**About this exercise:** Your response should contain every line from the data below that holds the string "placement".

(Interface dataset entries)
· · ·

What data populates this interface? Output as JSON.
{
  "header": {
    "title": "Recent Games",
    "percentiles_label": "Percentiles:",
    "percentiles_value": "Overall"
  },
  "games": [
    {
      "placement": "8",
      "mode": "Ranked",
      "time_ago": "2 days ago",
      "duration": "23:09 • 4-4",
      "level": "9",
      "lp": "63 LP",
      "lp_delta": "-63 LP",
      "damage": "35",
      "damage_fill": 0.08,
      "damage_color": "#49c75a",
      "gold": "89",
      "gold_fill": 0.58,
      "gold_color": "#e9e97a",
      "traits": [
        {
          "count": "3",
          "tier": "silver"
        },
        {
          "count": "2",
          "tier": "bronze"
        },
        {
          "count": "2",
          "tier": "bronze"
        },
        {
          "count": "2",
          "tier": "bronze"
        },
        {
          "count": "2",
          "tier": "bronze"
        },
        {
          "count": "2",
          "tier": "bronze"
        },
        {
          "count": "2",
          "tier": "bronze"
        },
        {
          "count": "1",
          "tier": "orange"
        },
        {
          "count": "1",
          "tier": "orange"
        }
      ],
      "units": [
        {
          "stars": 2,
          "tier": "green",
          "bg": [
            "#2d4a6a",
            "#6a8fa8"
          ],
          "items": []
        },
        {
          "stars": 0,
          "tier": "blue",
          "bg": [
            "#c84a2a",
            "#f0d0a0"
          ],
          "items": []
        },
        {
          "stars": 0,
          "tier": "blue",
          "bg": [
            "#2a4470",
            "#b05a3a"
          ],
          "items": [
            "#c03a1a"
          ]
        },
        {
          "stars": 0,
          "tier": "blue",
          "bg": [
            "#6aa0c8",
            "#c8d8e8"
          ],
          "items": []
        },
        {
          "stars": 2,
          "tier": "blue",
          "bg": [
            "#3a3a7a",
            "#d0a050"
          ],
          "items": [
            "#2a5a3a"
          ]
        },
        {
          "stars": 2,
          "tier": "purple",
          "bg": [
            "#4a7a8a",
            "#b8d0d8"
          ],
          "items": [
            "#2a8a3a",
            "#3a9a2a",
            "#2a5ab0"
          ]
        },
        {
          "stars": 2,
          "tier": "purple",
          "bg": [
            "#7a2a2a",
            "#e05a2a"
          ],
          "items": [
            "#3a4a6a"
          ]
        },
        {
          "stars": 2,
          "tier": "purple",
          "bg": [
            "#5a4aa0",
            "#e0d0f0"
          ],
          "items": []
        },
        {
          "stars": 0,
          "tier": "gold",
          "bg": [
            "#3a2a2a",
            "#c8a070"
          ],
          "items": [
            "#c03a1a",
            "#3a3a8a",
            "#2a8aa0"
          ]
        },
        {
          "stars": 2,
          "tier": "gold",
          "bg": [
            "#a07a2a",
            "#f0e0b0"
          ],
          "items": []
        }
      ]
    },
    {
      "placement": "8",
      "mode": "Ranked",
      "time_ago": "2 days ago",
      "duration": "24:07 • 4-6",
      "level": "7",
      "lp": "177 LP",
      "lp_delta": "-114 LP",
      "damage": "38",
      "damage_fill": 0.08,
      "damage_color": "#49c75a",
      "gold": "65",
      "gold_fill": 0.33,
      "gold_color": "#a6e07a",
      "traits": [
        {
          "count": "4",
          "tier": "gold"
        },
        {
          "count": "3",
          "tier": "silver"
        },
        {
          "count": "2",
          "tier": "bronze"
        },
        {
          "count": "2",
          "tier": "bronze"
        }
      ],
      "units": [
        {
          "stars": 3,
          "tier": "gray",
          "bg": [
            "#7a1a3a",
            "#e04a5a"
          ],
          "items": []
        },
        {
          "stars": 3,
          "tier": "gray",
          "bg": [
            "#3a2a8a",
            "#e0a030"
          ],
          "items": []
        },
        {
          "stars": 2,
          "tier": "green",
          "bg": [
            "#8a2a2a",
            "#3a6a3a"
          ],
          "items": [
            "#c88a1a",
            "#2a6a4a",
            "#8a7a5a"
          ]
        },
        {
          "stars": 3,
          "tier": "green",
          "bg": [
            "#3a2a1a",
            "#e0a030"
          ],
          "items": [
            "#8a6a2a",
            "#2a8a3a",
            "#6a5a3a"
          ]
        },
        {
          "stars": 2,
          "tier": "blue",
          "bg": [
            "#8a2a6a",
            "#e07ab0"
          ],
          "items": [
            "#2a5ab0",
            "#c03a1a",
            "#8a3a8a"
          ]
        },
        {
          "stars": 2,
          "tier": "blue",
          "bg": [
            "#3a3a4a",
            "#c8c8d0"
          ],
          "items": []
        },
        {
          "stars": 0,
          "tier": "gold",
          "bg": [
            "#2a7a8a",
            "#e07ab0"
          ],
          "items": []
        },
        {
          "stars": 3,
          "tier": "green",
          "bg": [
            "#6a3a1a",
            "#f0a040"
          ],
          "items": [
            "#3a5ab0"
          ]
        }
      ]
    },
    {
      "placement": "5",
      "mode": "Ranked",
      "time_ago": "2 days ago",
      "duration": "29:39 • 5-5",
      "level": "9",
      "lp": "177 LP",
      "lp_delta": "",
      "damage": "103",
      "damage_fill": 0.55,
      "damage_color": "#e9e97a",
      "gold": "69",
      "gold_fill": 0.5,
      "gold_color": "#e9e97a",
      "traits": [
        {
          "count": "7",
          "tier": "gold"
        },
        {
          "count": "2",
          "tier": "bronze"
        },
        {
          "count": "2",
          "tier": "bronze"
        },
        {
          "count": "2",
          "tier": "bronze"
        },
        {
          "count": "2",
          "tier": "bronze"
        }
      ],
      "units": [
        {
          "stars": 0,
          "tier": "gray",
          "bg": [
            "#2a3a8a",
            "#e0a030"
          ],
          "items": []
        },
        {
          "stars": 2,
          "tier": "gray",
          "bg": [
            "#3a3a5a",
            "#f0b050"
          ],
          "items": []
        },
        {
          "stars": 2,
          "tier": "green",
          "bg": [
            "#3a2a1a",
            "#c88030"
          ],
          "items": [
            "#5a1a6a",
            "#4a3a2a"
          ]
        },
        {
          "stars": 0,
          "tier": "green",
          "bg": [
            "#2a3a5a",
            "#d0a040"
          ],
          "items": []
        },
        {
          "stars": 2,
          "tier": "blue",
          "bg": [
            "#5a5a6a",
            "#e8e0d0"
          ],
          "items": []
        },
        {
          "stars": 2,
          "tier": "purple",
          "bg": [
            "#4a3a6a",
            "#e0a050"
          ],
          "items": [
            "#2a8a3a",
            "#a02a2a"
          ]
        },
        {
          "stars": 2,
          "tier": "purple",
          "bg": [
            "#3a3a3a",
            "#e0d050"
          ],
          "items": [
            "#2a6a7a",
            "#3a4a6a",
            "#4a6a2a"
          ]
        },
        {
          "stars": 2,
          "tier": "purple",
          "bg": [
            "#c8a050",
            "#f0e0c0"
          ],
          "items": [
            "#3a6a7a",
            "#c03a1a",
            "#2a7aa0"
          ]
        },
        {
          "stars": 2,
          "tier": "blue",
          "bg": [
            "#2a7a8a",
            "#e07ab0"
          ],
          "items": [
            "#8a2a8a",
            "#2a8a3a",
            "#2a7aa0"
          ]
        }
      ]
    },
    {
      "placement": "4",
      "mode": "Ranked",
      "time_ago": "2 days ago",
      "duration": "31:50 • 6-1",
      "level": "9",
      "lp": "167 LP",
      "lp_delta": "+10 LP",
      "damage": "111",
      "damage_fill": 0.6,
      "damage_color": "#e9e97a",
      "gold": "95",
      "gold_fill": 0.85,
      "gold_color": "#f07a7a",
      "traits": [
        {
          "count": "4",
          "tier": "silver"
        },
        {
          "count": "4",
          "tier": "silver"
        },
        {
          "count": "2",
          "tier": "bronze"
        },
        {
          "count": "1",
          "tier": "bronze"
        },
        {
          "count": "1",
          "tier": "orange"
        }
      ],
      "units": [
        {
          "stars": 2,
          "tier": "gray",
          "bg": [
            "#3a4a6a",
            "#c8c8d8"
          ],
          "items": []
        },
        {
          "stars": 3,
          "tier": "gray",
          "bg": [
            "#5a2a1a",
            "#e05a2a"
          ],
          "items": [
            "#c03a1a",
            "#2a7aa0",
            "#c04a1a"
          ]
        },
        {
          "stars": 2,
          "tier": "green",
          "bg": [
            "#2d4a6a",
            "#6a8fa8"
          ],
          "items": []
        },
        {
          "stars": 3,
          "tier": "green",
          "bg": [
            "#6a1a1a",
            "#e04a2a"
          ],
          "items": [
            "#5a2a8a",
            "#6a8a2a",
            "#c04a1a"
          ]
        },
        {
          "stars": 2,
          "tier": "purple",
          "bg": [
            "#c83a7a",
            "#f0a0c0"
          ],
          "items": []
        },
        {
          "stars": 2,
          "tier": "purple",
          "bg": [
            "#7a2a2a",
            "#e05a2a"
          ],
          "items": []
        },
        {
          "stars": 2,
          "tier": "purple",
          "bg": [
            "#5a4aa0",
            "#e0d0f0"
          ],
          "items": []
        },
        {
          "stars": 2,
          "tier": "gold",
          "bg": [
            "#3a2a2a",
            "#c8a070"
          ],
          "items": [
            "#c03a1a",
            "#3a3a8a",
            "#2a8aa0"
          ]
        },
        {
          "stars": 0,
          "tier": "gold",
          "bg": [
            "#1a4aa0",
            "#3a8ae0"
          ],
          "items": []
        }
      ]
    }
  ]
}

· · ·

**The completed task:**
      "placement": "8",
      "placement": "8",
      "placement": "5",
      "placement": "4",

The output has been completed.